__Activity__:
Search the data for the word "placeholder" and copy every line that contains it.
Source material section start
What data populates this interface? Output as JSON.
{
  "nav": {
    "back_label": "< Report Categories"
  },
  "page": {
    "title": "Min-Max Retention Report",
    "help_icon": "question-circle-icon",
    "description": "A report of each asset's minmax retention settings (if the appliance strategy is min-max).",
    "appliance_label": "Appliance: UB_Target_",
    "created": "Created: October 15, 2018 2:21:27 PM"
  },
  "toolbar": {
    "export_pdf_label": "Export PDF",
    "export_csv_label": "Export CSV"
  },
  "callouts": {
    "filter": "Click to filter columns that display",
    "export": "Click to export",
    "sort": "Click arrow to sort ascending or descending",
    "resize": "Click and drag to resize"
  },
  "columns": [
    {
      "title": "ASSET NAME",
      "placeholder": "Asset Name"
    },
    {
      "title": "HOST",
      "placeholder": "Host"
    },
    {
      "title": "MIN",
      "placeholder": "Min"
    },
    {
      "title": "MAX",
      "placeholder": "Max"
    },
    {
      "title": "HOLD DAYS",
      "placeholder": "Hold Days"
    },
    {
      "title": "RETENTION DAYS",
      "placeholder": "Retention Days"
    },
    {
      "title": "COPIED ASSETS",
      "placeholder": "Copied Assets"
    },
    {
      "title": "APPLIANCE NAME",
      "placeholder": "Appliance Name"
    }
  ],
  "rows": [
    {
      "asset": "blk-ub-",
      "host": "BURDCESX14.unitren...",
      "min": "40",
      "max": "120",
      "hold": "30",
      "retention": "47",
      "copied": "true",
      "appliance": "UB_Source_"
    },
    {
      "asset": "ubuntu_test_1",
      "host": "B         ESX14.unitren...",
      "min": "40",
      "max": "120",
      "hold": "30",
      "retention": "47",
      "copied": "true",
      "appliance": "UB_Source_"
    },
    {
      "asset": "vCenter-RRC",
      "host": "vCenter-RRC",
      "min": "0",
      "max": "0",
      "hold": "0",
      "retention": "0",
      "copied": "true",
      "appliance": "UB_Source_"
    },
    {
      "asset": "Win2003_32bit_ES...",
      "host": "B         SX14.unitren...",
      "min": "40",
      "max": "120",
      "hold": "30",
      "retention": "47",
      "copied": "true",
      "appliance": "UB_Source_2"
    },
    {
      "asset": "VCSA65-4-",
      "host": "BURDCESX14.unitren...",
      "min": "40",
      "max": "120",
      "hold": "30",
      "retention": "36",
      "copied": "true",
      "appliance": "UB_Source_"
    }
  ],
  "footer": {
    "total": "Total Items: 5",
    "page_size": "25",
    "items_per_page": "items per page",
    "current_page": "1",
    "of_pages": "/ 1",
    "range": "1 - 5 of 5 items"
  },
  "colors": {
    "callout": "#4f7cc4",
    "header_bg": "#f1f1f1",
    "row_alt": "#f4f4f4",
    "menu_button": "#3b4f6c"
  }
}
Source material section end
__Response__:
      "placeholder": "Asset Name"
      "placeholder": "Host"
      "placeholder": "Min"
      "placeholder": "Max"
      "placeholder": "Hold Days"
      "placeholder": "Retention Days"
      "placeholder": "Copied Assets"
      "placeholder": "Appliance Name"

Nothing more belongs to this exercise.